Optimizing Redis Usage For Caching

27 Jul 2015 by Parker Selbert

If you’re convinced that Redis is the right tool for caching I whole heartedly agree, it’s amazing! Here are four essential optimizations for leveraging Redis as a cache in your infrastructure. Most of these optimizations are still helpful even if you are using a hosted solution.

Use a Dedicated Cache Instance

Unlike Memcached, which is multi-threaded, Redis only runs a single thread per process. Considering the brute speed of Redis a single process seems like plenty for many workloads. That’s until your platform traffic starts rising, background jobs are firing continuously, pub/sub channels are relaying thousands of payloads over the network and the cache is being hit continuously. Each request to Redis is blocking, which can throw off the timing of background jobs or be an outright bottleneck for a set of load balanced servers.

Configure multiple separate instances of Redis to alleviate pressure on a single process. Separate instances by workload: one for background jobs, another for pub/sub and another dedicated to caching. Don’t rely on partitioning data into multiple Redis databases! Each of those databases is still backed by a single process so all of the same caveats apply.

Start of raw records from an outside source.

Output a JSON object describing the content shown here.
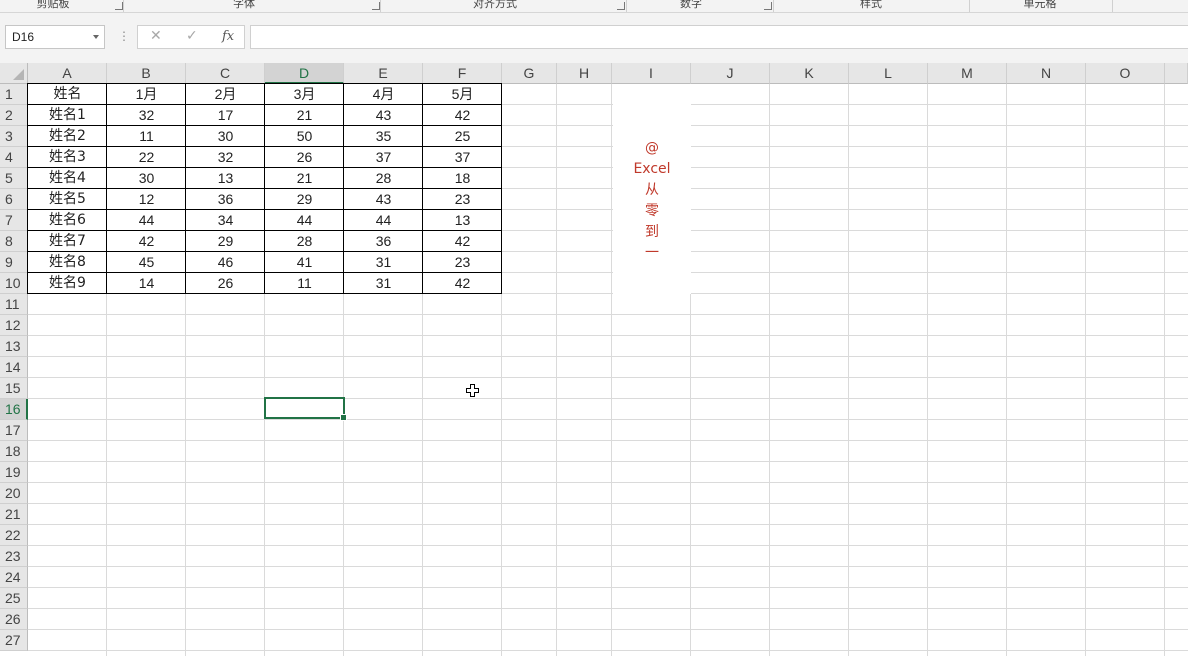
{
  "ribbon": {
    "groups": [
      "剪贴板",
      "字体",
      "对齐方式",
      "数字",
      "样式",
      "单元格"
    ]
  },
  "formula_bar": {
    "name_box": "D16",
    "cancel_icon": "✕",
    "enter_icon": "✓",
    "fx_label": "fx",
    "formula": ""
  },
  "sheet": {
    "columns": [
      "A",
      "B",
      "C",
      "D",
      "E",
      "F",
      "G",
      "H",
      "I",
      "J",
      "K",
      "L",
      "M",
      "N",
      "O"
    ],
    "rows": [
      "1",
      "2",
      "3",
      "4",
      "5",
      "6",
      "7",
      "8",
      "9",
      "10",
      "11",
      "12",
      "13",
      "14",
      "15",
      "16",
      "17",
      "18",
      "19",
      "20",
      "21",
      "22",
      "23",
      "24",
      "25",
      "26",
      "27"
    ],
    "active_cell": "D16",
    "table": {
      "header": [
        "姓名",
        "1月",
        "2月",
        "3月",
        "4月",
        "5月"
      ],
      "rows": [
        [
          "姓名1",
          "32",
          "17",
          "21",
          "43",
          "42"
        ],
        [
          "姓名2",
          "11",
          "30",
          "50",
          "35",
          "25"
        ],
        [
          "姓名3",
          "22",
          "32",
          "26",
          "37",
          "37"
        ],
        [
          "姓名4",
          "30",
          "13",
          "21",
          "28",
          "18"
        ],
        [
          "姓名5",
          "12",
          "36",
          "29",
          "43",
          "23"
        ],
        [
          "姓名6",
          "44",
          "34",
          "44",
          "44",
          "13"
        ],
        [
          "姓名7",
          "42",
          "29",
          "28",
          "36",
          "42"
        ],
        [
          "姓名8",
          "45",
          "46",
          "41",
          "31",
          "23"
        ],
        [
          "姓名9",
          "14",
          "26",
          "11",
          "31",
          "42"
        ]
      ]
    },
    "note": [
      "@",
      "Excel",
      "从",
      "零",
      "到",
      "一"
    ],
    "note_color": "#c0392b",
    "accent_color": "#217346"
  }
}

To summarize:

Loosen Persistence

You should care about persistence and replication, two features only available in Redis. Even if your goal is to build a cache it helps that after an upgrade or a reboot your data are [sic] still there.


Each Redis instance has its own configuration file and can be tuned according to the use-case. Caching servers, for example, can be configured to use RDB persistence to periodically save a single backup instead of AOF persistence logs. By only taking periodic snapshots of the database RDB maximizes performance at the expense of up-to-the-second consistency. For a hybrid Redis instance that may be storing business critical background jobs data consistency is paramount. With a cache it is alright to lose some data in the event of a disaster, after reboot most of the cache will be warm and intact.

To summarize:

Manage Memory Effectively

Once you have a Redis instance dedicated to caching you can start to optimize memory management in ways that don’t make sense for a hybrid database. When ephemeral and long-lived data is co-mingled it is imperative that ephemeral keys have a TTL and Redis is free to clean up expired keys.

Redis can manage memory in a variety of ways. The management policies vary from never evicting keys (noeviction) to randomly evicting a key when memory is full (allkeys-random). Hybridized databases typically use volatile-* policies, which require the presence of expiration values or they behave identically to noeviction. There is another policy that works better for cache data, allkeys-lru. The allkeys-lru policy attempts to remove the less recently used (LRU) keys first in order to make space for the new data added.

It is also worth to note that setting an expire to a key costs memory, so using a policy like allkeys-lru is more memory efficient since there is no need to set an expire for the key to be evicted under memory pressure.

Redis Documentation

Redis uses an approximated LRU algorithm instead of an exact algorithm. What this means is that you can conserve memory in favor of inaccuracy by tuning the number of samples to check with each eviction. Set maxmemory-samples to a low level, say around 5, for “good enough” eviction with a low memory footprint. Lastly, and most importantly, set a maxmemory limit to a comfortable amount of RAM. Without a limit Redis can’t function properly as a LRU cache and will start replying with errors when memory consuming commands start failing.

To summarize:

Utilize Intelligent Caching

Because of Redis data structures, the usual pattern used with memcached of destroying objects when the cache is invalidated, to recreate it from the DB later, is a primitive way of using Redis.


Only storing serialized HTML or JSON as strings, the standard way of caching for web applications, doesn’t fully utilize Redis as a cache. One of the great strengths of Redis over Memcached is the rich set of data structures available. Ordered lists, structured hashes, and sorted sets are particularly useful caching tools only available through Redis. Caching is more than stuffing everything into strings.

Let’s look at the Hash type for a specific example.

Small hashes are encoded in a very small space, so you should try representing your data using hashes every time it is possible. For instance if you have objects representing users in a web application, instead of using different keys for name, surname, email, password, use a single hash with all the required fields.

Redis Documentation

Instead of storing objects as a serialized string you can store the object as fields and values available through a single key. Using a Hash saves web servers the work of fetching an entire serialized value, de-serializing it, updating it, re-serializing it, and finally writing it back to the cache. Eliminating that flow for every minor update pushes the work into Redis and out of your applications, where it is supposed to be.

To Summarize:

Happy optimizing. Go forth and cache!